Working backwards, chapter 3 ends with the idea of Lennie feeling loneliness if he is denied the opportunity to tend the rabbits.  Despite the fact that he broke Curley's hand and that he has instigated the elements that will lead to his demise, Lennie feels a sense of loneliness if he is not able to tend the rabbits.  It is for this reason he pleads with George so that he is not inevitably feeling alone and apart from his true love.

Curley experiences loneliness in how everyone else in the bunkhouse has seen him effectively beaten by Lennie.  There is a loneliness that he displays, even though he is amongst everyone else.  His claim to fame was that he could "lick anyone."  Lennie effectively disproved that and, in the process, Curley feels extremely alone as a result.  As George talks to Slim, he explains the reason he befriended Lennie was to escape his own sense of loneliness as a migrant worker:

I ain’t got no people. . . . I seen the guys that go around on the ranches alone. That ain’t no good. They don’t have no fun. After a long time they get mean.
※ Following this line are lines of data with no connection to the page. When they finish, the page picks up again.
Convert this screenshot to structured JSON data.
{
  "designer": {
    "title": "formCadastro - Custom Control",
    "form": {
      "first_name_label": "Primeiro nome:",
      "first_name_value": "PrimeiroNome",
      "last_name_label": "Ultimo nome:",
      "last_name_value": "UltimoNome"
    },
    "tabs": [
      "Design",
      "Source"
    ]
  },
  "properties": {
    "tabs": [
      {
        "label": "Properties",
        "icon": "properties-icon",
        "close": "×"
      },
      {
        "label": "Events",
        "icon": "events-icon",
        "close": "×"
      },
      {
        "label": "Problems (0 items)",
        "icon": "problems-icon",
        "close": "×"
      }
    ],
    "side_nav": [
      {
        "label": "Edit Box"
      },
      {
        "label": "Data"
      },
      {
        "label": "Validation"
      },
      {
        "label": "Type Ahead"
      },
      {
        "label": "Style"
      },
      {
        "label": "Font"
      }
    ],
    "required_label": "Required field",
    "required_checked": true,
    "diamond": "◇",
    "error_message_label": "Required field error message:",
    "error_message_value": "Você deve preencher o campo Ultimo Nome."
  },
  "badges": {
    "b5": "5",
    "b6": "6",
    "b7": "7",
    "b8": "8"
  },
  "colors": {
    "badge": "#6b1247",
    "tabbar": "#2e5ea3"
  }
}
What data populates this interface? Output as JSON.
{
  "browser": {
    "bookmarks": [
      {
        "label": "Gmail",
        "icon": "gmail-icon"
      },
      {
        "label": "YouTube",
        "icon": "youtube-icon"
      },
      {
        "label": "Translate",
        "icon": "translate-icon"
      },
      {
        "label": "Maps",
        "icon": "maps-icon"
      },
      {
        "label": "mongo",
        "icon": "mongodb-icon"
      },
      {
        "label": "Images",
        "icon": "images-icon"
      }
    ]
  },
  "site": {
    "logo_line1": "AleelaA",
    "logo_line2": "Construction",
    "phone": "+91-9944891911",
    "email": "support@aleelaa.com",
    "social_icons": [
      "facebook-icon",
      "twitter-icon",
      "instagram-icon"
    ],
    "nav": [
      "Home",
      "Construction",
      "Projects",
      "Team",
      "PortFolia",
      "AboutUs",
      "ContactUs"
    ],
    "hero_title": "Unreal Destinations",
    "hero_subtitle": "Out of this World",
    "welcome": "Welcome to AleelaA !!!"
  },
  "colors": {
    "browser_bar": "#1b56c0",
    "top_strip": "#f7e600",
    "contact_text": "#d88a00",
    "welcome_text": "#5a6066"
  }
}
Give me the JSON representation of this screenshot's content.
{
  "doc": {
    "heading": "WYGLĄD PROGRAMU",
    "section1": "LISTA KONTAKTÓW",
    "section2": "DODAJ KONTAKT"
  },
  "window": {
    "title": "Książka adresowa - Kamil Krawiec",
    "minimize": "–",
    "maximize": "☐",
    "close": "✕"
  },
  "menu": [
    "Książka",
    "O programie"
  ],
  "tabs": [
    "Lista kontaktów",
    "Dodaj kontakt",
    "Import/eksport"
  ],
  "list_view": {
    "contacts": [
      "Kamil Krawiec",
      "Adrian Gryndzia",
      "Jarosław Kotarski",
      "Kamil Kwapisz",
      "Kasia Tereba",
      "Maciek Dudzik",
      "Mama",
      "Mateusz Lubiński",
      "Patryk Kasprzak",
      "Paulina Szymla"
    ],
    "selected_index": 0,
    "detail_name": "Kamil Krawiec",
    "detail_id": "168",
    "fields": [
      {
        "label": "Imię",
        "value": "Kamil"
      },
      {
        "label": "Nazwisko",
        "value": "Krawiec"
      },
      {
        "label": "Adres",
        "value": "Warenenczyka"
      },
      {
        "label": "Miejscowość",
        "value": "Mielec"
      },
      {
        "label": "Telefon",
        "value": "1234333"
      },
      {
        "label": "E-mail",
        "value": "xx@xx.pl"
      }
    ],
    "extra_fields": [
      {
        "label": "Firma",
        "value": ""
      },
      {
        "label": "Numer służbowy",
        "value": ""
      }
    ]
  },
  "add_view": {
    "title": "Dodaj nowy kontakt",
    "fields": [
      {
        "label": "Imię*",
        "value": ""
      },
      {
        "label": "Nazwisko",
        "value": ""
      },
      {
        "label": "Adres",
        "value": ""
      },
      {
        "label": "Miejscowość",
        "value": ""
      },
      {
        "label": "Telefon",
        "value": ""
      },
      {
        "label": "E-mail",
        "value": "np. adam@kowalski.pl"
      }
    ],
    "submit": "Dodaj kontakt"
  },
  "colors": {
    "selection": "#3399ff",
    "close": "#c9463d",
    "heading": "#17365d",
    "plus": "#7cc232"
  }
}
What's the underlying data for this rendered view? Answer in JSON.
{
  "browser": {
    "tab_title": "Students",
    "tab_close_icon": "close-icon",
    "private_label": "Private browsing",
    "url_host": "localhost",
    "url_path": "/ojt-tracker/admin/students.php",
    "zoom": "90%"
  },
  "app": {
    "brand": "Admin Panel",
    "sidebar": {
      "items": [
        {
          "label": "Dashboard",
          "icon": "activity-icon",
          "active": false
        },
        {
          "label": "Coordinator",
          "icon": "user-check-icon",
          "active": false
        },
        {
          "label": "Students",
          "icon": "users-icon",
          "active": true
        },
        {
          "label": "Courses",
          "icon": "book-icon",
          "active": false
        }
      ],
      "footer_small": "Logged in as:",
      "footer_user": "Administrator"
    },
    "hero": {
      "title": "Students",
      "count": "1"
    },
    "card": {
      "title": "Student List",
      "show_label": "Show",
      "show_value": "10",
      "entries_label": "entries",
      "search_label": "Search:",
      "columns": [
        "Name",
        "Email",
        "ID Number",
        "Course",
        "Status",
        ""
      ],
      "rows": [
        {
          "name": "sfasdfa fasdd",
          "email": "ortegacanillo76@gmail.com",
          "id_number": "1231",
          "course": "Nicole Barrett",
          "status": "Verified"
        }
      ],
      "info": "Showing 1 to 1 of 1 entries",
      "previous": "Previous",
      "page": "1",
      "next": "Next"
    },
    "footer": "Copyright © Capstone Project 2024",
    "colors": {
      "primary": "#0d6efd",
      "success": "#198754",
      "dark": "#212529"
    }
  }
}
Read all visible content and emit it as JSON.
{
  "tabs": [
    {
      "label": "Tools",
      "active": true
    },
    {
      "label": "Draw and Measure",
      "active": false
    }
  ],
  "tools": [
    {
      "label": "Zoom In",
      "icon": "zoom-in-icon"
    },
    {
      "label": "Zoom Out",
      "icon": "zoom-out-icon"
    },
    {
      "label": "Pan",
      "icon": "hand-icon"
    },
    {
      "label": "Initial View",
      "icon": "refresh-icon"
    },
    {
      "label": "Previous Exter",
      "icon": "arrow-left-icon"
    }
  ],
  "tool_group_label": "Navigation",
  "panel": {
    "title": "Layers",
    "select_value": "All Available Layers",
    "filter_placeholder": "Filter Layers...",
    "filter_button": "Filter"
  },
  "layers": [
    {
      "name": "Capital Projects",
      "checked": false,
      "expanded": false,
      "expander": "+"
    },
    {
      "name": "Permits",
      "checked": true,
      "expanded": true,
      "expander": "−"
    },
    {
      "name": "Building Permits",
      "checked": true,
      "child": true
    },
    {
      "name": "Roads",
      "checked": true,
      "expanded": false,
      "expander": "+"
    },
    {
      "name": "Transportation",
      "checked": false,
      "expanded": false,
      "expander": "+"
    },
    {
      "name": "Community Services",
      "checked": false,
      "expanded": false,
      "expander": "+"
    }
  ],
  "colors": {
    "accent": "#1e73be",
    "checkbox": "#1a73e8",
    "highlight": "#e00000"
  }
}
They get wantin’ to fight all the time.

While Lennie might be a nuisance to George, he is the reason that George is able to escape his condition of loneliness.  Certainly, Candy feels alone now that his dog has been shot.  Candy feels this sense of loneliness in the "silence" that Steinbeck continually raises in the chapter.  Candy's dog experiences his own loneliness in those fateful last moments before Carlson's luger silenced him for good.  The result is that Candy's loneliness compels him to latch on to the dream that Lennie and George share, reflecting a discomfort with his condition of loneliness.